Content starts

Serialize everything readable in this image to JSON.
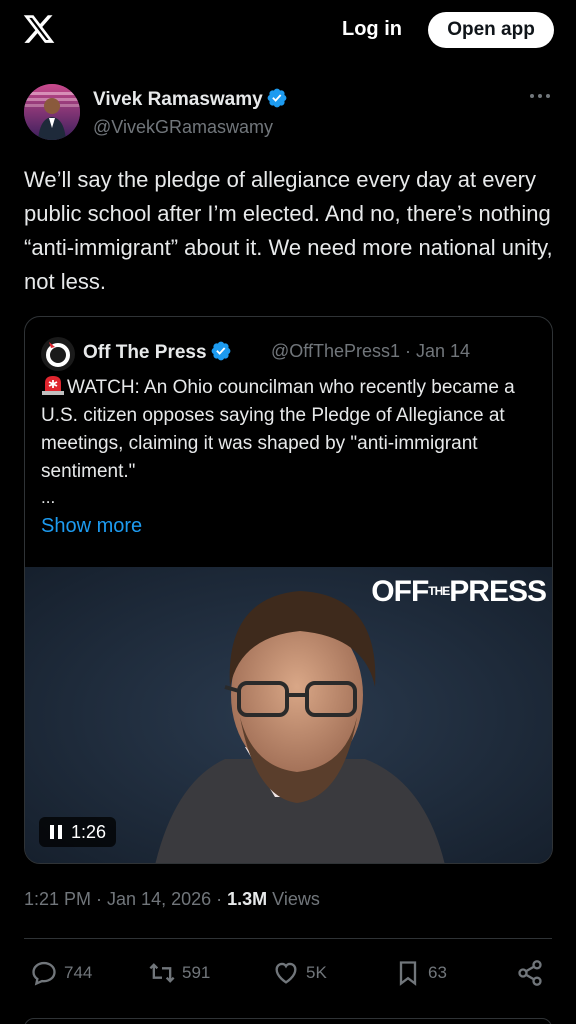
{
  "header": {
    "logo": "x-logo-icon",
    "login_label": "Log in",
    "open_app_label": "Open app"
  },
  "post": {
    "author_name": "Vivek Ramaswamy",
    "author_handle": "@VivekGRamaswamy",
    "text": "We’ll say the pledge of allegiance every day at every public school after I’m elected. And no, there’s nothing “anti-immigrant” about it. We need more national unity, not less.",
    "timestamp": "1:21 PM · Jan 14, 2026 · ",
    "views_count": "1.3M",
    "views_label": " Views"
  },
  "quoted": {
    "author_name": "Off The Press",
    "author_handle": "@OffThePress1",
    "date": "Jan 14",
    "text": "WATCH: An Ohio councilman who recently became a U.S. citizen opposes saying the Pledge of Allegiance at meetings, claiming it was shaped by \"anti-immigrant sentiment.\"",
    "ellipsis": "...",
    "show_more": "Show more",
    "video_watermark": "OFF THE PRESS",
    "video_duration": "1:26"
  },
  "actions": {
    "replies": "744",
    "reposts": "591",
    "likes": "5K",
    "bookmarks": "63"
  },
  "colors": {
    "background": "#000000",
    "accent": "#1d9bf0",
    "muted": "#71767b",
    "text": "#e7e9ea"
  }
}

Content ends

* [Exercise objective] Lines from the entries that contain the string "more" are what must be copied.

* [Solution for this exercise]
    "text": "We’ll say the pledge of allegiance every day at every public school after I’m elected. And no, there’s nothing “anti-immigrant” about it. We need more national unity, not less.",
    "show_more": "Show more",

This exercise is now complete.